It could be said that obesity is not directly influences by the media and that it lies in your hands, and that it’s up to you to control it, leading the belief that it’s solely the responsibility of parents and teachers. The media might just be an entertainment platform, yes, but here’s the thing: The media aims to appeal to a certain age group, with coming of age TV sitcoms and fashion magazines. The media holds the rapt attention to those much more likely to be seduced by its ways- a vicious trap which could lead to serious consequences. There is no denying the media is clearly aware of this, and it’s why they target teenagers.
The media plays a huge role in the lives of teenagers across the world. The media has a choice to either impact the youth positively, or negatively, the latter of which has been rocketing. The media is capable of turning people against themselves, causing young girls and boys to obsessively develop disorders, capable of causing out lashes and vicious stereotyping, capable of unintentionally causing violence in everyday life, and capable of causing teens to fall into its illusion and make decisions that they may come to regret. If the influence of the media is so powerful shouldn’t it be used wisely? Shouldn’t the media be used to spread positivity and love, instead of hate, discrimination and conflict?

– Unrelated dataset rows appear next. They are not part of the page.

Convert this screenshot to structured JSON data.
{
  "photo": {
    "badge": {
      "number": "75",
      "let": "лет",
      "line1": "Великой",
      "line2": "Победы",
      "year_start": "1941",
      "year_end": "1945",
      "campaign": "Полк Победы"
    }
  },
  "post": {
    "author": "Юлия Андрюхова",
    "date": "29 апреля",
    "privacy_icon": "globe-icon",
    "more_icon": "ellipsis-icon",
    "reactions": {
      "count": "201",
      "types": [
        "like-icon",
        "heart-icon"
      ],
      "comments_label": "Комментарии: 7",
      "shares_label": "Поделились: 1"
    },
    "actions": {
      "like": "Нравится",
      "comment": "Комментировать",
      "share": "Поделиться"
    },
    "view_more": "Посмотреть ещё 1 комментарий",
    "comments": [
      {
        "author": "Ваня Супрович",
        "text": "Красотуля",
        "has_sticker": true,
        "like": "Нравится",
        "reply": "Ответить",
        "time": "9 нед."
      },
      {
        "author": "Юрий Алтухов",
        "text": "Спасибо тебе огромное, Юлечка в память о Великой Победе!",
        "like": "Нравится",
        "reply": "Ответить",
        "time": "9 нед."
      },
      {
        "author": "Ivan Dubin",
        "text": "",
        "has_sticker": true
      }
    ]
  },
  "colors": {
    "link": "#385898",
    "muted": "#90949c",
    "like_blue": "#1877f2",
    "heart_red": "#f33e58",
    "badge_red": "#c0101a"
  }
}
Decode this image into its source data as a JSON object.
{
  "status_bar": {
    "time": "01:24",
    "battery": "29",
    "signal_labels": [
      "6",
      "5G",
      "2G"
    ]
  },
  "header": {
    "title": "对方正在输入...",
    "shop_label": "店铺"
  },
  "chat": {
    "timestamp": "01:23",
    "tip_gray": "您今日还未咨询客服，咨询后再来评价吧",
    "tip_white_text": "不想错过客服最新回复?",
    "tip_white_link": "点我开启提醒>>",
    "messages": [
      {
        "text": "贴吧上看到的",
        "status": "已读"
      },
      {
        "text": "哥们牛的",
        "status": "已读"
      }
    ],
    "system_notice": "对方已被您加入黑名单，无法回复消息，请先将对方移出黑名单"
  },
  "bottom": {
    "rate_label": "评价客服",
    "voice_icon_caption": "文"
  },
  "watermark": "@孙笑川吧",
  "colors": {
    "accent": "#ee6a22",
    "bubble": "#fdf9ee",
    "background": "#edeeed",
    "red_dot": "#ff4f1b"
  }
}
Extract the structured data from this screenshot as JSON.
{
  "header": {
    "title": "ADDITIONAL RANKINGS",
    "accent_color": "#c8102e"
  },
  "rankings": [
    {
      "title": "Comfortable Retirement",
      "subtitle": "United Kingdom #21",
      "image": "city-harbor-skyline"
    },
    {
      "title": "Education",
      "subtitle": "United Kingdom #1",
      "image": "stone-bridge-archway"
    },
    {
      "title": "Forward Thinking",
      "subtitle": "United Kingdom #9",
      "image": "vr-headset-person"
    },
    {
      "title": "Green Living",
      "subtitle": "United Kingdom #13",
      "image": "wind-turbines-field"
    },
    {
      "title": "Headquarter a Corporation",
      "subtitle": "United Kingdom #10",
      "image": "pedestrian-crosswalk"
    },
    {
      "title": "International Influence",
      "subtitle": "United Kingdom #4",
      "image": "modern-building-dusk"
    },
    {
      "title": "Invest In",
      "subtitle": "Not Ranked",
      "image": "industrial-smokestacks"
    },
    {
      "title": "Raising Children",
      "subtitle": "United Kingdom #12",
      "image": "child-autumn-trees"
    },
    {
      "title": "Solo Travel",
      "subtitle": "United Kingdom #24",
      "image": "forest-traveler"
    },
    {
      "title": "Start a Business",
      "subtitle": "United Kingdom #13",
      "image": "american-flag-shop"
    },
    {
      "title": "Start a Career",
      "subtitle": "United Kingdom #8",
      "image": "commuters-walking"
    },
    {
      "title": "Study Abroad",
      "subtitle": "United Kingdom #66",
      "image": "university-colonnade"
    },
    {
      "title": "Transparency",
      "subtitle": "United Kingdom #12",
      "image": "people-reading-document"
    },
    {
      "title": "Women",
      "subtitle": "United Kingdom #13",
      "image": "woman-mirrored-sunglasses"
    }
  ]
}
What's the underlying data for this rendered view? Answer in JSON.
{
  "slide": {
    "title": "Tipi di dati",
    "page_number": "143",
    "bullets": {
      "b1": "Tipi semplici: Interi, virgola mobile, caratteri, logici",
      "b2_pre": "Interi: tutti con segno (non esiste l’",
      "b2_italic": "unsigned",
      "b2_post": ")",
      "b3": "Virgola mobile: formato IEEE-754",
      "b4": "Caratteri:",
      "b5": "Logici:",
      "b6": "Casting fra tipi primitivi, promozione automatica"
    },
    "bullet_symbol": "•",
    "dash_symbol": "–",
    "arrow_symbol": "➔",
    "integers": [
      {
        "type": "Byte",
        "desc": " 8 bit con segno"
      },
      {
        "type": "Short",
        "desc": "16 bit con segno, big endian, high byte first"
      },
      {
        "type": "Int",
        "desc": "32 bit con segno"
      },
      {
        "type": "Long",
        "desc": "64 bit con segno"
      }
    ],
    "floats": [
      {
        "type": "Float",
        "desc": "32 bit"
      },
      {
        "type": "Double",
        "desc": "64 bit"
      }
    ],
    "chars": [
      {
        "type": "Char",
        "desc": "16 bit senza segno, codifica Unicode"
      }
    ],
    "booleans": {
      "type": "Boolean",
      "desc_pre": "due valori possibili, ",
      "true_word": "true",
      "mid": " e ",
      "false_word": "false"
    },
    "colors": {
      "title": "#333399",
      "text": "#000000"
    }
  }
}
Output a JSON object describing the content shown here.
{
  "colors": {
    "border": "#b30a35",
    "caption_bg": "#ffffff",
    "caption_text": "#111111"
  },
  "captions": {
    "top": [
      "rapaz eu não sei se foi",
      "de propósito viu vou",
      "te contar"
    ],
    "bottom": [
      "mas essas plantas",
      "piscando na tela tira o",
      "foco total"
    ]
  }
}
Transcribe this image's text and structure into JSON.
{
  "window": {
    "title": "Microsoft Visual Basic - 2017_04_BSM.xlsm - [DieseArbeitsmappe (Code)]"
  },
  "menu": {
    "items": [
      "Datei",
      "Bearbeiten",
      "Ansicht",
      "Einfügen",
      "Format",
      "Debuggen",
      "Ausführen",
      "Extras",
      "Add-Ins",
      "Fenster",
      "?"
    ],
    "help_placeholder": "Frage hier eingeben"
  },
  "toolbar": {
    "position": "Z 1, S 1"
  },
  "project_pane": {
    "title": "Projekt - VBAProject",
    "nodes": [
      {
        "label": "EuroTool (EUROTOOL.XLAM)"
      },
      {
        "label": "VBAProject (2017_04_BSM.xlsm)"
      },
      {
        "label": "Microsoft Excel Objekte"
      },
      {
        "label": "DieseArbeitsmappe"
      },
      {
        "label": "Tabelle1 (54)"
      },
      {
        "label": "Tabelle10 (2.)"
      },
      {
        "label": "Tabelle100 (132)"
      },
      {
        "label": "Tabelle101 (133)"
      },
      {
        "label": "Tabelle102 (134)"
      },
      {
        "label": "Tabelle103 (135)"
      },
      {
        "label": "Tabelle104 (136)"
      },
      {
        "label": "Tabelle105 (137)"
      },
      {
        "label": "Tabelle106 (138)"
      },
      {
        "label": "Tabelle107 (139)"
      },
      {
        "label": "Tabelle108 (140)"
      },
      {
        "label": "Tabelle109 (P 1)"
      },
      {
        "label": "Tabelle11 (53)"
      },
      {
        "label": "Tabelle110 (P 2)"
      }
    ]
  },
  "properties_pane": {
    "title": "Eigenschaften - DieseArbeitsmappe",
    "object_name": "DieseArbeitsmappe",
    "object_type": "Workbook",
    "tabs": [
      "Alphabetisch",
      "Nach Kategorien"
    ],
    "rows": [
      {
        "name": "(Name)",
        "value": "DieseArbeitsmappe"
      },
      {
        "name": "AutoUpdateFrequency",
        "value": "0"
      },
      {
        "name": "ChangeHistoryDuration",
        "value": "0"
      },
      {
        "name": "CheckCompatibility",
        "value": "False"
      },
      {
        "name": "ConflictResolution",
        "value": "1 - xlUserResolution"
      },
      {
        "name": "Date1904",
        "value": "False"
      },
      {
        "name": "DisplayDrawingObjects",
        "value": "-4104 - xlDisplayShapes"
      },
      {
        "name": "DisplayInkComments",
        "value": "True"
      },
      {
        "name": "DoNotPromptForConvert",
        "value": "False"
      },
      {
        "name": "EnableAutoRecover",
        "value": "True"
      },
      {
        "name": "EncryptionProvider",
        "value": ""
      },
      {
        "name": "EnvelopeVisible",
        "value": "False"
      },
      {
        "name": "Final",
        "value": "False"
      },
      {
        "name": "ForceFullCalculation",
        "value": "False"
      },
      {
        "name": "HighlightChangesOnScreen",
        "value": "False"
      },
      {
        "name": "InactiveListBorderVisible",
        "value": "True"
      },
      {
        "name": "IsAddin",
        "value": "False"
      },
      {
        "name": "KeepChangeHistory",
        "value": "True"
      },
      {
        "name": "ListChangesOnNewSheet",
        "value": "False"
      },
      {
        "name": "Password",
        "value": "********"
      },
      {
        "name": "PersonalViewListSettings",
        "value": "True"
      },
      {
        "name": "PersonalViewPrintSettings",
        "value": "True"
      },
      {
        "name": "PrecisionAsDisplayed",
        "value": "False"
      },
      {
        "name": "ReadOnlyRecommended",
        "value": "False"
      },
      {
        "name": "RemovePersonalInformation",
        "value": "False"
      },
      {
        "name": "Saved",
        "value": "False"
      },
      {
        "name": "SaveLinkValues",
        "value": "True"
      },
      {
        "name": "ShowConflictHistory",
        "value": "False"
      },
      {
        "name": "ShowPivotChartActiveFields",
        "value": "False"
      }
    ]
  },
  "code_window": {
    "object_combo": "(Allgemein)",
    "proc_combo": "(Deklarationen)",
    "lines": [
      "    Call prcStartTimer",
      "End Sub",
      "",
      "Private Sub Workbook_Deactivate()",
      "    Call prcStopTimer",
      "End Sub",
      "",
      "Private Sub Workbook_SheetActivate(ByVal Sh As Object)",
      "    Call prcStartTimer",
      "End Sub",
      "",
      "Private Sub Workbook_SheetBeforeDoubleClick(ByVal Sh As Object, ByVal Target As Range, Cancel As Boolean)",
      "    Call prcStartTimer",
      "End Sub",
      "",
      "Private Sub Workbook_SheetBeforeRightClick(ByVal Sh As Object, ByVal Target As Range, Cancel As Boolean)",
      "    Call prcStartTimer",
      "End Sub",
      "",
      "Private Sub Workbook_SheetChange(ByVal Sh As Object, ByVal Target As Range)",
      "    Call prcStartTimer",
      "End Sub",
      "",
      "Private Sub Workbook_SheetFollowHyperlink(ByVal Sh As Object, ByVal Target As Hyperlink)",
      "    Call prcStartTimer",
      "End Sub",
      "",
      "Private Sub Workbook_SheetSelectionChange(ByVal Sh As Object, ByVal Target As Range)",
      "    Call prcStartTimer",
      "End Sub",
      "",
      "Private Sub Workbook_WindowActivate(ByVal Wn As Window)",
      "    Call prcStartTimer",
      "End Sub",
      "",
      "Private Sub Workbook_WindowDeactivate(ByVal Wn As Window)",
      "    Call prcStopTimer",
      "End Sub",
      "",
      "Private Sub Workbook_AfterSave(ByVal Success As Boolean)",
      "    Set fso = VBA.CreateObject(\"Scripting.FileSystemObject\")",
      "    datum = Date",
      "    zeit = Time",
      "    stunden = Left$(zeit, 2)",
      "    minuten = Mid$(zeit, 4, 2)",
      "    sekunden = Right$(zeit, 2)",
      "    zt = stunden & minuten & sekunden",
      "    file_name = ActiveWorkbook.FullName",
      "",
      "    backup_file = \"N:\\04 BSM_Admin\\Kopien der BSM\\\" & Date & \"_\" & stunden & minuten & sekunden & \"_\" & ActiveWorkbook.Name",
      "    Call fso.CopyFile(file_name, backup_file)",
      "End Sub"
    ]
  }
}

The media has the power to destroy lives, or enhance them in the best way possible. It’s all up to US to educate the youth of today, and teach them to appreciate themselves, and others, before the media forms a twisted image in their mind. We can’t let the fate of the generations to come rest in the media’s hands. It’s up to us. It’s up to you. Will you let the media continue to misuse their power, or will you take it into your own hands?
I took down the mirror today
Smashed it to smithereens
Puked out the crimson wetness
Of my blood
Onto its shiny emptiness
Because I could sense the whirlpool beneath me
The approach of my wrath
All the fight I pushed down
Rising up at last
In my face I start to see
All the imperfections
I refused to acknowledge before
They’re too sleepy
My nose too big
In my curves
I do not see
The beauty I saw before
Not the delicate bands
I loved before
Instead all I see
Are ugly scaffolds of
Bunched up body fat
In my smile I do not see
The slight curve of my lips
Seems like a grimace
The scars on my skin
Remind me of weaknesses
Screaming my poor defenses
Under my tanned hands
I cringe at the hair on my knuckles
Little bursting sprouts
And try not to gag
In my hair
I just see a wild jungle
A mess of random strands
Not like the neat strings
I see in those magazines
I do not see
The things I saw before
Back when I loved myself.
So I swept away the broken shards
Of teetering, tangled glass
Wiped away the blood
Screamed so loud
The whole city probably heard
Bought myself a new mirror
So I could loathe myself again
And watched the cycle